__About this exercise__.
Find the lines of the material below that include the string "logo", then copy each one.

————

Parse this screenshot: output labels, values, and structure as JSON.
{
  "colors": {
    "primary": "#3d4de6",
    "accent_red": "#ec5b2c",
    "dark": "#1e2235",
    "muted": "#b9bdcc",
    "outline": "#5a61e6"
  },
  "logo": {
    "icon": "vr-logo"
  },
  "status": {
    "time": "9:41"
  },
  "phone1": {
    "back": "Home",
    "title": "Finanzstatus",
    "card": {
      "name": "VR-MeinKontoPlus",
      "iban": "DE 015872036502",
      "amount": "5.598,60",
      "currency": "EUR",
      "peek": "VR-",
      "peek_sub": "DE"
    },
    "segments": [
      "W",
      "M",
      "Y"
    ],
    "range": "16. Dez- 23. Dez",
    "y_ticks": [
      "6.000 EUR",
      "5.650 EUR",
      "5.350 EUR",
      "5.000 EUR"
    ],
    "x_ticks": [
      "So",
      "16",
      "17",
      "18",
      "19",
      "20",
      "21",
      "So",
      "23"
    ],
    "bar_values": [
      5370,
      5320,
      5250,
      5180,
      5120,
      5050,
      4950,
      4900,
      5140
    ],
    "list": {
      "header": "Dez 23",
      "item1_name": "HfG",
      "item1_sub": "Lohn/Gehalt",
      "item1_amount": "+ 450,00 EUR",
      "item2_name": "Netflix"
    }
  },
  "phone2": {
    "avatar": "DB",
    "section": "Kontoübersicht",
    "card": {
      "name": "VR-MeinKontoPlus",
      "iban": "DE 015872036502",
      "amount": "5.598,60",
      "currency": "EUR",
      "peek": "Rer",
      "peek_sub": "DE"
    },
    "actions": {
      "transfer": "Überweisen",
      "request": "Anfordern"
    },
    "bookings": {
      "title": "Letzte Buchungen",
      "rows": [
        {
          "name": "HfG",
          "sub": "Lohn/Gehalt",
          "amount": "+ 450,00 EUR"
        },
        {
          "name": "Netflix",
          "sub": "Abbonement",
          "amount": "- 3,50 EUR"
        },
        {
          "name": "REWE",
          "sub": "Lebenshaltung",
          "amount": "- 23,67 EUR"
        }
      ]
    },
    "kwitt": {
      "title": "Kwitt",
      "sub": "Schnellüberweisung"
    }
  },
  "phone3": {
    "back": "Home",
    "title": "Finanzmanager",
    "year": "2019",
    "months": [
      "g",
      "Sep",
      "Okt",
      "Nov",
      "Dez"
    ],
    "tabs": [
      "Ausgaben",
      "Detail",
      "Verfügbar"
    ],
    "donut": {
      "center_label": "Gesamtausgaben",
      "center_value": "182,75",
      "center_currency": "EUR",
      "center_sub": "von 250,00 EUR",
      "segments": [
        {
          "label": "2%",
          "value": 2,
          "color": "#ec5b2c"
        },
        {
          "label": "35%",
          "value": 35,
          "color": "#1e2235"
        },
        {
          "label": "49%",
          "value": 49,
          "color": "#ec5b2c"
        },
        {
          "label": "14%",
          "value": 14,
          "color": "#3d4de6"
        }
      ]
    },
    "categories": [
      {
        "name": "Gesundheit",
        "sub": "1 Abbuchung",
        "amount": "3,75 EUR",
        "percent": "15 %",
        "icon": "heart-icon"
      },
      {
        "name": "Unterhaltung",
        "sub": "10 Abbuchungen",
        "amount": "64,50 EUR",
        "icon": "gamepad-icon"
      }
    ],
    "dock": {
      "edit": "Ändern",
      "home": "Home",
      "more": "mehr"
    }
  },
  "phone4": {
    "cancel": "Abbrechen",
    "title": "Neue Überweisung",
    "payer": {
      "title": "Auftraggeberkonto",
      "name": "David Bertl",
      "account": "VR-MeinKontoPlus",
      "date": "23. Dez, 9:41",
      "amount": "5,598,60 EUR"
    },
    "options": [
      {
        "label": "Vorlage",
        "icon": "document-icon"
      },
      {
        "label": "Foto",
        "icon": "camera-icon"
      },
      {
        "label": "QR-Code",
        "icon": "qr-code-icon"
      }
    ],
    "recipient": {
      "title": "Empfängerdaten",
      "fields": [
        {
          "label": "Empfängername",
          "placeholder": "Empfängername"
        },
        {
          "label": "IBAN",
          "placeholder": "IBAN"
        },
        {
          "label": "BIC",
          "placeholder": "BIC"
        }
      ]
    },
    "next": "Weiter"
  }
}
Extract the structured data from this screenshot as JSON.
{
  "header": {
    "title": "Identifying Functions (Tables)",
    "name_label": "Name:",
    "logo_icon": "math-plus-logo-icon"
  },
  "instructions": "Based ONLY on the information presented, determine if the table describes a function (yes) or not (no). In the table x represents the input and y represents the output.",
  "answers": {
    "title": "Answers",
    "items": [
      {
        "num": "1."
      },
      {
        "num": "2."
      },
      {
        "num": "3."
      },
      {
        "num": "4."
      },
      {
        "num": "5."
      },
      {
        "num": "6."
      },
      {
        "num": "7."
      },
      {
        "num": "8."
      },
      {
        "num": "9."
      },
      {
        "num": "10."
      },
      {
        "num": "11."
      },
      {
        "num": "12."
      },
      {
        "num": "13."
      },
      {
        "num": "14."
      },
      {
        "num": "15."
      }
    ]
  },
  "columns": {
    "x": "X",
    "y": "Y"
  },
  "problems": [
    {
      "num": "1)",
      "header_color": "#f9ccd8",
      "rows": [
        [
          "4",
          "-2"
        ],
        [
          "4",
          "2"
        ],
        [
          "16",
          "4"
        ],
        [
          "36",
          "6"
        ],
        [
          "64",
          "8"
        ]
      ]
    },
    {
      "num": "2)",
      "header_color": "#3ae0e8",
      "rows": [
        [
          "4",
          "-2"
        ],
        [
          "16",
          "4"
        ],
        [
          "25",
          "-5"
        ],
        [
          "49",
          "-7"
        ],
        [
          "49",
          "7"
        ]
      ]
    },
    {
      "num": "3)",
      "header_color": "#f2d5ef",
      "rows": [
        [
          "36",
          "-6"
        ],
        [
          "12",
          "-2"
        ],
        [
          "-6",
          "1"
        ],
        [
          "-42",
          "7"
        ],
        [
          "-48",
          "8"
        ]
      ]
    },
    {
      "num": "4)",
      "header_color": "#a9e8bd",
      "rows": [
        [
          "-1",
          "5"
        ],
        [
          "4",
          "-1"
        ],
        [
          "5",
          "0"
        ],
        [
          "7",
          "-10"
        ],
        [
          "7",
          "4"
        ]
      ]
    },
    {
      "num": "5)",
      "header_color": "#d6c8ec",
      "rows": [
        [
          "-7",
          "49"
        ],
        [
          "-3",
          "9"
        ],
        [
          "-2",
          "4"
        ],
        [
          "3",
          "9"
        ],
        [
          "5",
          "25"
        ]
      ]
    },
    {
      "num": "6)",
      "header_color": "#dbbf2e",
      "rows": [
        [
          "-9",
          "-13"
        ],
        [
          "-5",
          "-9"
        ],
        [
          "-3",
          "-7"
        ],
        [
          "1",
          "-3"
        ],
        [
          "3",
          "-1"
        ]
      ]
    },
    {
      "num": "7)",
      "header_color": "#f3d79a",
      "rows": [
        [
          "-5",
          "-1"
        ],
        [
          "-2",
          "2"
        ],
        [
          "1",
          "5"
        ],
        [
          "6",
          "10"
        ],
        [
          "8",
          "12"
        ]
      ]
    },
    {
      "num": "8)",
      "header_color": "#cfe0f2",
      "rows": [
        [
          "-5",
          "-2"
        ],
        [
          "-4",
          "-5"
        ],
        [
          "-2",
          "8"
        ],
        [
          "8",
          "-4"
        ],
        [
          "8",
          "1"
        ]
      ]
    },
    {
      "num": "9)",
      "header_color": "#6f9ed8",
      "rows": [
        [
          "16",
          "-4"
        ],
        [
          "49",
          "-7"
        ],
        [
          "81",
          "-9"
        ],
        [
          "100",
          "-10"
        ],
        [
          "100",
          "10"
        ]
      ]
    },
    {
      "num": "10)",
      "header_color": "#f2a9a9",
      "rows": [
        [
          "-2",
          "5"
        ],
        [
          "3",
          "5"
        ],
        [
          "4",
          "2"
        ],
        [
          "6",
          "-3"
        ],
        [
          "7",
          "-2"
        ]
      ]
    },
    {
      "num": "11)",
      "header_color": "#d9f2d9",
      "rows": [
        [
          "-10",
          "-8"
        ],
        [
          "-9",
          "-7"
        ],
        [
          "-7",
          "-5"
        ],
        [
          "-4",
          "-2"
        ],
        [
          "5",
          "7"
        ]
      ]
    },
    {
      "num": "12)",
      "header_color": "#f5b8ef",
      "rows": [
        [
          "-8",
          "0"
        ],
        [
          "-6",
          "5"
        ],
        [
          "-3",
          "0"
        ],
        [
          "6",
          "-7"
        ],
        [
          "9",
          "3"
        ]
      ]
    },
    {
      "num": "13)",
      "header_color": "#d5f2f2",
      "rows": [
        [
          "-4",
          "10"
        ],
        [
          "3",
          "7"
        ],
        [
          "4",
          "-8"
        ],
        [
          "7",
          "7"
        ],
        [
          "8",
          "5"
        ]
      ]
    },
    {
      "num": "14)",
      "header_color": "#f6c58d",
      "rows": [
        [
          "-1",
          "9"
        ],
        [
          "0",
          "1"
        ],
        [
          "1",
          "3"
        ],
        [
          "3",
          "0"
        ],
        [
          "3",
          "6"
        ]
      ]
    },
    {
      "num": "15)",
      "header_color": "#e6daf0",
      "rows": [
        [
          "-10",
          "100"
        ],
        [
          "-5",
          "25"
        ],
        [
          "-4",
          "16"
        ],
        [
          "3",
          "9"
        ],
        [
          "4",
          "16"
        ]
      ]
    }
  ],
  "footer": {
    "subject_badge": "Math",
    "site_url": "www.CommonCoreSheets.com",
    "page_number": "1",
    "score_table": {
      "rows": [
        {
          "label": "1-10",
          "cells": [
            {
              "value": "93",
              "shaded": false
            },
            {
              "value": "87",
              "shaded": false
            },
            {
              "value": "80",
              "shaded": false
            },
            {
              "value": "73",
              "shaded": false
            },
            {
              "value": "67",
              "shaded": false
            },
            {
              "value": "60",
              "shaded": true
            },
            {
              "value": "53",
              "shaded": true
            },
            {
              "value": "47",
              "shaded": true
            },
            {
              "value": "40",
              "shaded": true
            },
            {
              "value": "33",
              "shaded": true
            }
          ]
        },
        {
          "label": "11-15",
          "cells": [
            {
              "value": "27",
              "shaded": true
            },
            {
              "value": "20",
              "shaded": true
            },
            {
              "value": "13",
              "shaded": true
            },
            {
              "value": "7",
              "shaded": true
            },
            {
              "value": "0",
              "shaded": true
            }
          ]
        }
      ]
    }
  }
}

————

__Reply__.
  "logo": {
    "icon": "vr-logo"
    "logo_icon": "math-plus-logo-icon"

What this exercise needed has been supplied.